Directions -> Word for word, copy the data that follows and skip its pictures.

Data to process ->
________

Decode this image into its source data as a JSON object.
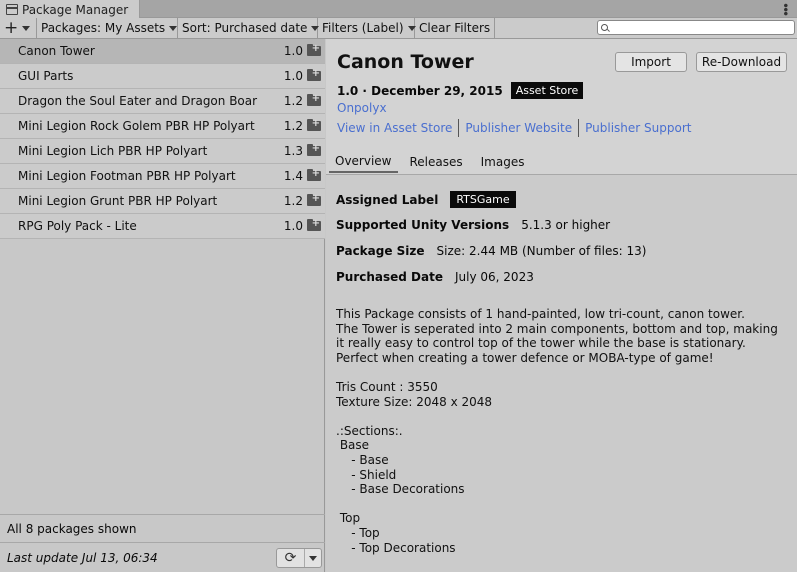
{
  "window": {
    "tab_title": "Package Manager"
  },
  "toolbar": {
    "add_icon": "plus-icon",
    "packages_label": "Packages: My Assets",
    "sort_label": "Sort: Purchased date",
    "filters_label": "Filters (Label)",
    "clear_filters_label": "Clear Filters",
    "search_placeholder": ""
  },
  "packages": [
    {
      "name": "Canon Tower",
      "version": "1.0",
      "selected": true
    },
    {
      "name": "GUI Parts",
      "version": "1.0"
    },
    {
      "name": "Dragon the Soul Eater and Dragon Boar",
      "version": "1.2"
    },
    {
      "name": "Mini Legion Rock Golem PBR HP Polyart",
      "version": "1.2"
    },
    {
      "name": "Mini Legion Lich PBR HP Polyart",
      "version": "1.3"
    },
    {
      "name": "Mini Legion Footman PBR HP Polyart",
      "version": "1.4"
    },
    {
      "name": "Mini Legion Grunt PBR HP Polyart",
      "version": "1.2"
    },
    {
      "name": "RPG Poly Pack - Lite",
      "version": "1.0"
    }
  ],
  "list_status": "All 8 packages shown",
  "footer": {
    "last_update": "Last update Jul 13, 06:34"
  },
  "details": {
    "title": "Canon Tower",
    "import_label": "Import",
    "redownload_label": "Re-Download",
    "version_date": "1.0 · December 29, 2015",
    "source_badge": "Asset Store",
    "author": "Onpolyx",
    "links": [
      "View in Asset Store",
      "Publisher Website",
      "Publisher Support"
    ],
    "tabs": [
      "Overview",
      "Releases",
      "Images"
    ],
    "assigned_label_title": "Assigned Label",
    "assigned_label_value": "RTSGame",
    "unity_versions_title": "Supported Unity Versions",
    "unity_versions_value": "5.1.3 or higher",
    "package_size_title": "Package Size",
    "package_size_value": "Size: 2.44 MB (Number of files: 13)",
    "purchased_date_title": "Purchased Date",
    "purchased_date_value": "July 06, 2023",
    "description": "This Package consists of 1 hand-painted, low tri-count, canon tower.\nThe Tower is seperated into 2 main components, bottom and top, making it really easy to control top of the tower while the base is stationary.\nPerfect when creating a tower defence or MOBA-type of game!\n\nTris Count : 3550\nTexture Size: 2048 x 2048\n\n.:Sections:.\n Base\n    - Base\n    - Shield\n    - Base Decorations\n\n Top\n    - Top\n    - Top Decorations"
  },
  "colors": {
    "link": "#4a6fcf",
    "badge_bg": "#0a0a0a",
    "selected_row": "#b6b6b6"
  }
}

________

Task result ->
Decode this image into its source data as a JSON object.
{
  "window": {
    "tab_title": "Package Manager"
  },
  "toolbar": {
    "add_icon": "plus-icon",
    "packages_label": "Packages: My Assets",
    "sort_label": "Sort: Purchased date",
    "filters_label": "Filters (Label)",
    "clear_filters_label": "Clear Filters",
    "search_placeholder": ""
  },
  "packages": [
    {
      "name": "Canon Tower",
      "version": "1.0",
      "selected": true
    },
    {
      "name": "GUI Parts",
      "version": "1.0"
    },
    {
      "name": "Dragon the Soul Eater and Dragon Boar",
      "version": "1.2"
    },
    {
      "name": "Mini Legion Rock Golem PBR HP Polyart",
      "version": "1.2"
    },
    {
      "name": "Mini Legion Lich PBR HP Polyart",
      "version": "1.3"
    },
    {
      "name": "Mini Legion Footman PBR HP Polyart",
      "version": "1.4"
    },
    {
      "name": "Mini Legion Grunt PBR HP Polyart",
      "version": "1.2"
    },
    {
      "name": "RPG Poly Pack - Lite",
      "version": "1.0"
    }
  ],
  "list_status": "All 8 packages shown",
  "footer": {
    "last_update": "Last update Jul 13, 06:34"
  },
  "details": {
    "title": "Canon Tower",
    "import_label": "Import",
    "redownload_label": "Re-Download",
    "version_date": "1.0 · December 29, 2015",
    "source_badge": "Asset Store",
    "author": "Onpolyx",
    "links": [
      "View in Asset Store",
      "Publisher Website",
      "Publisher Support"
    ],
    "tabs": [
      "Overview",
      "Releases",
      "Images"
    ],
    "assigned_label_title": "Assigned Label",
    "assigned_label_value": "RTSGame",
    "unity_versions_title": "Supported Unity Versions",
    "unity_versions_value": "5.1.3 or higher",
    "package_size_title": "Package Size",
    "package_size_value": "Size: 2.44 MB (Number of files: 13)",
    "purchased_date_title": "Purchased Date",
    "purchased_date_value": "July 06, 2023",
    "description": "This Package consists of 1 hand-painted, low tri-count, canon tower.\nThe Tower is seperated into 2 main components, bottom and top, making it really easy to control top of the tower while the base is stationary.\nPerfect when creating a tower defence or MOBA-type of game!\n\nTris Count : 3550\nTexture Size: 2048 x 2048\n\n.:Sections:.\n Base\n    - Base\n    - Shield\n    - Base Decorations\n\n Top\n    - Top\n    - Top Decorations"
  },
  "colors": {
    "link": "#4a6fcf",
    "badge_bg": "#0a0a0a",
    "selected_row": "#b6b6b6"
  }
}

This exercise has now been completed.